Have no fear, you can easily protect your teeth, mouth, and braces while playing sports by investing in a mouthguard. While it is suggested that braces patients invest in an orthodontic model, a basic mouthguard will provide more protection than nothing at all.Read More

Announcing Our Pet Photo Contest Winner

Photogenic, four-legged family members came at us fast and furious during our “Pet Photo Contest,” which took place May 2nd through July 31st.

Our winner is Sophie, who sent in a picture of her black lab playing in the snow! It’s a cool photo… literally! (Let’s hang on to summer weather for a few more weeks though!)

Sophie’s prize is two tickets to Cedar Point amusement park. Congratulations!

Sophie-Pet-Contest-Winner-2019-McNamara-Orthodontics-with-dog

Thank you to all our patients who submitted pet photos for this contest. We can tell by the submissions you treat your pets with love and care!

Summer’s coming to an end, but we’re excited for some terrific events we have coming up during the fall months. Keep an eye to our Contests page.

How to Satisfy Your Sweet Tooth in Braces

blog-featured-image-sweet-tooth-with-bracesYou’re in between meals and craving something sweet, but you just started orthodontic treatment and know that many of your favorite foods should now be avoided. Is there anything sweet you can eat? The short answer is yes!  Dr. Laurie McNamara, Dr. James A. McNamara and the staff at McNamara Orthodontics are here to explain the truth about sugar and how to satisfy your sweet tooth without damaging your braces.

The Truth About Sugar

Sugar is one of the leading causes of tooth decay and is off-limits during orthodontic treatment to keep the teeth healthy and strong. Whether you’re in braces or not, it is important to note that candy made of lots of sugar should always be avoided, especially during orthodontic treatment. Failure to do so could mean more dental work after your braces come off.

There is a common misconception that the type of sugar that you consume makes a difference in the overall effect on the teeth. This idea is false – texture and concentration matter immensely. The stickier the candy the more minutes it sits on your teeth the more likely the teeth are to decay or decal off, causing permanent stains. If eating a high sugar content food, the faster they are cleaned off the teeth by saliva, water or a toothbrush, the less risk there is. Once braces are on, sugar has many places to hide and the longer it’s left to sit on the teeth and braces, the more damage it causes.Read More

How to Survive Summer BBQ Season with Braces

blog-featured-image-summer-bbq-with-bracesSummer is here! That means outdoor barbecues with family and friends will be abundant. Whether celebrating a national holiday, graduation or attending a simple gathering, summer barbecues are a common summertime activity meant for everyone to enjoy. So how do you survive a summer BBQ while wearing braces? Fear not, we’ll break down the foods you should avoid and the foods you can enjoy while undergoing orthodontic treatment.

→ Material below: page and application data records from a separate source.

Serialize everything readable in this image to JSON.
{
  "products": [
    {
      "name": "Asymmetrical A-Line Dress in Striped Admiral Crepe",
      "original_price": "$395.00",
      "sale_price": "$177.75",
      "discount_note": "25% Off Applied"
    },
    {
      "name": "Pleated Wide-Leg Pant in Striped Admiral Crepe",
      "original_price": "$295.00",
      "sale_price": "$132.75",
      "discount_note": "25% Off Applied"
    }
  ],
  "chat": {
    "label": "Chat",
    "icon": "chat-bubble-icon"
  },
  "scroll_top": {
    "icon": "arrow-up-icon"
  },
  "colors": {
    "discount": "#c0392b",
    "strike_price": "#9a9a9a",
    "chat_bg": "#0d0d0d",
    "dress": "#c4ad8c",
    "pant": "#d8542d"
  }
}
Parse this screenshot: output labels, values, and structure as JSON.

Foods to Avoid During a BBQ

Orthodontists Dr. Laurie McNamara and Dr. James A. McNamara at McNamara Orthodontics recommends avoiding the following common barbecue foods:Read More

Rubber Bands for Braces, Explained.

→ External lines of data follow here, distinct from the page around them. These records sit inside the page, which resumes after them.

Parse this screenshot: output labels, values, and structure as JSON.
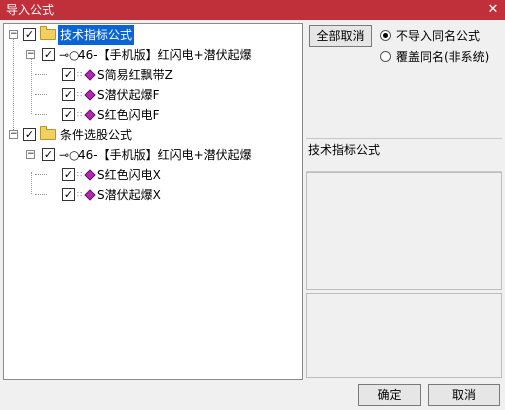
{
  "window": {
    "title": "导入公式",
    "close_glyph": "✕"
  },
  "tree": {
    "groups": [
      {
        "label": "技术指标公式",
        "checked": true,
        "selected": true,
        "formula": {
          "label": "46-【手机版】红闪电+潜伏起爆",
          "checked": true,
          "children": [
            {
              "label": "S简易红飘带Z",
              "checked": true
            },
            {
              "label": "S潜伏起爆F",
              "checked": true
            },
            {
              "label": "S红色闪电F",
              "checked": true
            }
          ]
        }
      },
      {
        "label": "条件选股公式",
        "checked": true,
        "selected": false,
        "formula": {
          "label": "46-【手机版】红闪电+潜伏起爆",
          "checked": true,
          "children": [
            {
              "label": "S红色闪电X",
              "checked": true
            },
            {
              "label": "S潜伏起爆X",
              "checked": true
            }
          ]
        }
      }
    ],
    "expand_glyph": "−",
    "check_glyph": "✓",
    "key_glyph": "⊸○",
    "dots_glyph": "∷"
  },
  "buttons": {
    "all_cancel": "全部取消",
    "ok": "确定",
    "cancel": "取消"
  },
  "options": {
    "no_import_same": "不导入同名公式",
    "overwrite_same": "覆盖同名(非系统)",
    "selected": "no_import_same"
  },
  "info_panel": {
    "title": "技术指标公式"
  }
}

blog-featured-image-elastics-for-bracesWhether you’ve had orthodontic treatment or not, you’ve seen people wearing elastics or rubber bands as part of the process. But do you know what they’re used for? To help give you a better idea of why rubber bands are used with metal or clear braces, we’ll explain what they are, why they’re used, and how to take care of them during treatment.

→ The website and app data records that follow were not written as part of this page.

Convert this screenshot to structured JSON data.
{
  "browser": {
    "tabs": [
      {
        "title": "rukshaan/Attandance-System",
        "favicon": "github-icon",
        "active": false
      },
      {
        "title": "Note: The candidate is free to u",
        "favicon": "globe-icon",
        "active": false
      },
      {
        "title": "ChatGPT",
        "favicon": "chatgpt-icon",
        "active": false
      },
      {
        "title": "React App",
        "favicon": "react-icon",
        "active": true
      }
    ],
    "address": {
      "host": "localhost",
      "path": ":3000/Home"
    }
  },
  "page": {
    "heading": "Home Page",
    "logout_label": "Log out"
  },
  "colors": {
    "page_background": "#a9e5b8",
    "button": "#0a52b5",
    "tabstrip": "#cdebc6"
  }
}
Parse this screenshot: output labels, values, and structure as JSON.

What are Rubber Bands?

In short, rubber bands are used to help move your teeth along the archwire to aid in tooth movement for your particular treatment plan. There are many different ways to wear rubber bands and how long you wear them is determined by your orthodontist. The orthodontists of McNamara Orthodontics will instruct you on exactly how to wear your rubber bands and when and how often to change them based on your personalized treatment plan. Since your rubber bands lose their elasticity with use, patients are normally instructed to replace them at least once a day, especially after eating and brushing. Read More